When pressure is applied to that rein, it tightens the strap running underneath the jaw, running up the opposite cheek and then over the poll.  In theory this provides a clear signal, but again I haven't ridden using this Bitless Bridle, but I don't think I would have a big problem having any of my horses' accept it as they have been ridden in bosals and understand lateral flexion when asked through a direct rein. that's  However, I'm interested in comments from those who have ridden the Bitless Bridle.   

It is interesting to go to Dr. Cook's website, again it's here, and read about the Bitless Bridle.  I don't agree which his assertion that bits and bosals operate off of pain.  They certainly can when misused.   But I think there is a difference between pain and pressure.     

I do have a question, maybe a concern, about Dr. Cooks Bitless Bridle. When using a bit or a hackamore, the horse has the option of lateral or vertical flexion to move away from the pressure.   I think that's the point as that's how we get our horses to bend or flex in reaction to that cue.   When using the Bitless Bridle and pressure is applied with the reins, it is transmitted to the whole head. When the rider is using both reins to apply pressure, such as for a stop, back or to get the horse to collect,...I wonder if some horses would feel trapped or locked down as they cannot move to get a release and are more dependent upon the rider to provide the release, which may not happen in a timely fashion.

I think that if a horse works well in a side pull, then the transition to a Bitless Bridle, should go okay, as long as the horse is eased into it. It will be a different pressure than the horse is used to, so I might start real soft, reward her smallest effort and build from there.
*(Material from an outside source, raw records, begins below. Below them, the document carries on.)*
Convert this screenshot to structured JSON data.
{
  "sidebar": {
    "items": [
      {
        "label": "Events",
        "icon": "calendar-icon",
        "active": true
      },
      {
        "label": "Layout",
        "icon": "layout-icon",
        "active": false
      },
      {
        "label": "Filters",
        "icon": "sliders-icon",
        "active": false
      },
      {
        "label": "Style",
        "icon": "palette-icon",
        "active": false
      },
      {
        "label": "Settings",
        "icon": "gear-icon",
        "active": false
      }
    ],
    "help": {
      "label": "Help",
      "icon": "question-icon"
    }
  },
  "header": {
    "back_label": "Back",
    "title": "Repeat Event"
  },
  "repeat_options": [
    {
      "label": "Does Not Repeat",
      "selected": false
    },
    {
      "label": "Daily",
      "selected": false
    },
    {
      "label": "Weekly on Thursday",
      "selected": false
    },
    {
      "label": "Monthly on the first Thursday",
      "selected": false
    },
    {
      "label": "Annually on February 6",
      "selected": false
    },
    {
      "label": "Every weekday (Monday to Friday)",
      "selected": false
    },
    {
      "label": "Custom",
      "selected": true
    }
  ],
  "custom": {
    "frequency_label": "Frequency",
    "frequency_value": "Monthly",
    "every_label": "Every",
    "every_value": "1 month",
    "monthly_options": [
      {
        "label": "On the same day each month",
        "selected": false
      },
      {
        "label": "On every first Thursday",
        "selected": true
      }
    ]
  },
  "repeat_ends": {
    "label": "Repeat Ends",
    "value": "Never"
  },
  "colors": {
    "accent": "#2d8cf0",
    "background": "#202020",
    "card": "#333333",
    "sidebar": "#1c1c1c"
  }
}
  1. I have been using the Dr.Cook bridle now for about 9 months. I have one for each of my two geldings. I got both of these horses from the same person and was told one of them does not take a bit at all and he gave me a mechanical hack to use with him. I was also told he likes to throw his head so it was suggested to use a tie down.

    To make this a little shorter, this horse works very well with the Dr. Cook but also does great with just a rope halter used like a hackamore.

    My other gelding, the one that will take a bit in his mouth also seems to be much better off with the Dr. Cook. I really did not have to do much to get him used to the pressure and he turns well and responds to light touch. He still has not learned completely to stop using both reins. More work to do there on my part. Its funny when I remove the Dr. Cook from this horse he still opens his mouth like I am taking a bit from him.

    Long winded response maybe but to summarize I really DO like the bitless bridles and think my horses fight them less than they do with a bit.

  2. My older appaloosa gelding hates any bit, but goes great in a rawhide hackamore or loping hackamore.
    I tired the DR Cook bitless bridle, and it was like magic, at first.
    The only thing that soured me on it and made me send it back, was if your horse gets his head set there is no way to get him turned. It only happened once but it was an interesting ride.
    I am a pretty strong guy and both hands pulling on one rein could not slow my horse down. It was my fault for being a second too slow to get him turned before he set his head, but my other bitless options are able to bump his head around without using any muscle.
    So I wouldn't recommend the Bitless Bridle except for a horse you are 100% sure of.
    It is a nice piece of tack, just not for the horse I tried it on.